Joshua Whitehead’s Jonny Appleseed (Finalist for the Governor General’s Literary Award, winner of the Lambda Literary Award for Gay Fiction) stands out in new fiction. It’s an intimate novel about life and relationships: narrator Jonny’s voice is urgent and open as he reflects on complex histories, sex, tenderness, hurt, family, friendship, and what is “medicine.” As Whitehead notes in the afterword: “2S folx and Indigenous women are centred here…Jonny has taught me a lot of things but there are two that I want to share with you: one, a good story is always a healing ceremony, we recuperate, re-member, and rejuvenate those we storytell into the world; and two, if we animate our pain, it becomes something we can make love to.”
Genre shift: this was the Book of the Week this week, but I would love to share it here too for those not following the library on Facebook or Instagram. Tamsyn Muir’s funny, smart, and gruesome Gideon the Ninth is one of the most entertaining reads in science-fantasy this year. Brilliant swordswoman Gideon Nav teams up with her lifelong nemesis, the book-loving necromancer Harrowhark, in a decaying gothic horror palace full of deadly tests, locked doors, and weapon-wielding competitors—they need to solve all the puzzles, figure out whether rivals are friends or foes, and stay alive while bodies pile up and skeletons serve them soup. It’s full of bloody twists and surprises, great reading for dark nights. And it’s the first in a series. (Kelley, our Teen Librarian, would like to note for the record that she also loved Gideon).
Spurred by the wonderful N.C. Wyeth exhibit that recently opened at the Portland Museum of Art, and by the shameful realization that I had never read Treasure Island by Robert Louis Stevenson, I am currently having my timbers shivered by an edition of Stevenson’s classic tale of adventure illustrated by Wyeth, whose pictures are truly worth a thousand words.
I am midway through the book, curling up on the couch to read awhile on these gray drizzly evenings. The story is exciting. The characters epitomize pluck and mettle. The fact that I don’t speak pirate or have a background in nautical lingo puts me at a disadvantage, but I don’t really need to know a scupper from a foc’s’le to know that Long John Silver is not a nice man. I suspect that good will out, but not before the body count rises yet more.
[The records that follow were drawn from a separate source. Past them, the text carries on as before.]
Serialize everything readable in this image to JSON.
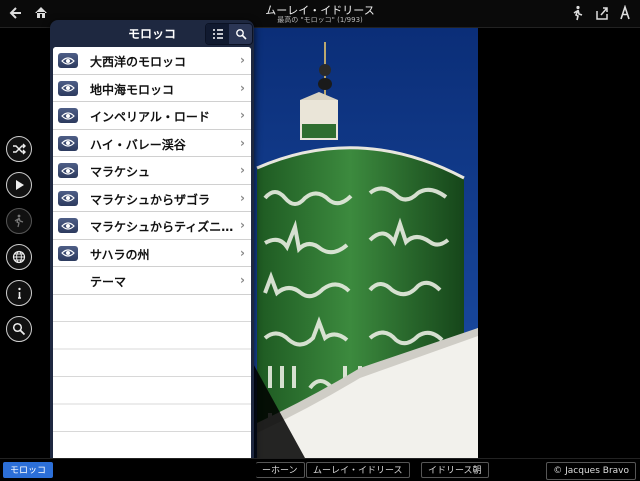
{
  "header": {
    "title": "ムーレイ・イドリース",
    "subtitle": "最高の \"モロッコ\" (1/993)",
    "back_icon": "back-arrow-icon",
    "home_icon": "home-icon",
    "walk_icon": "walk-icon",
    "share_icon": "share-icon",
    "text_icon": "font-size-icon"
  },
  "side_toolbar": {
    "buttons": [
      "shuffle-icon",
      "play-icon",
      "walk-icon",
      "globe-icon",
      "info-icon",
      "search-icon"
    ]
  },
  "popover": {
    "title": "モロッコ",
    "segments": [
      "list-icon",
      "search-icon"
    ],
    "items": [
      {
        "label": "大西洋のモロッコ",
        "icon": "eye-icon"
      },
      {
        "label": "地中海モロッコ",
        "icon": "eye-icon"
      },
      {
        "label": "インペリアル・ロード",
        "icon": "eye-icon"
      },
      {
        "label": "ハイ・バレー渓谷",
        "icon": "eye-icon"
      },
      {
        "label": "マラケシュ",
        "icon": "eye-icon"
      },
      {
        "label": "マラケシュからザゴラ",
        "icon": "eye-icon"
      },
      {
        "label": "マラケシュからティズニ…",
        "icon": "eye-icon"
      },
      {
        "label": "サハラの州",
        "icon": "eye-icon"
      },
      {
        "label": "テーマ",
        "icon": ""
      }
    ]
  },
  "breadcrumbs": [
    "モロッコ",
    "ーホーン",
    "ムーレイ・イドリース",
    "イドリース朝"
  ],
  "credit": "© Jacques Bravo",
  "colors": {
    "accent": "#2c6fd8",
    "popover_bg": "#1e2840",
    "tile_green": "#2f7a32",
    "sky": "#0f3a8a"
  }
}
I’ll be honest: I am less driven by the filled-to-bursting story of mutineers and treasure maps, cutlasses, muskets and all the rest, than I am by the prospect of another of N.C.’s evocative illustrations coming up in another few pages. Moody and textured, they tell the story alongside the writing and have kept me yo-ho-ho-ing when I might otherwise have given up for the night. It has been such a lovely way to move through a book, from picture to picture, enjoying the story even more than I expected.
All in all, a pretty good way to end the early darkening days.
If you venture to the PMA, you will be treated to a few of the original oil paintings that comprise the book’s illustrations. Some original Wyeth works reproduced in other classic novels are included in the show as well. N.C. Wyeth isn’t only about his illustrations, though, so this is an opportunity to see (and love) his fine art work as well. Absolutely worth the trip.
Read some books. See some art. Spend time in your own imagination. Now that’s an adventure.
As always, thanks for reading! If you are looking for more reading ideas, try filling out a Your Next (Great!) Read form to get a personalized list of reading suggestions from our Reader’s Advisory Staff, or check out our Staff Picks page for booklists.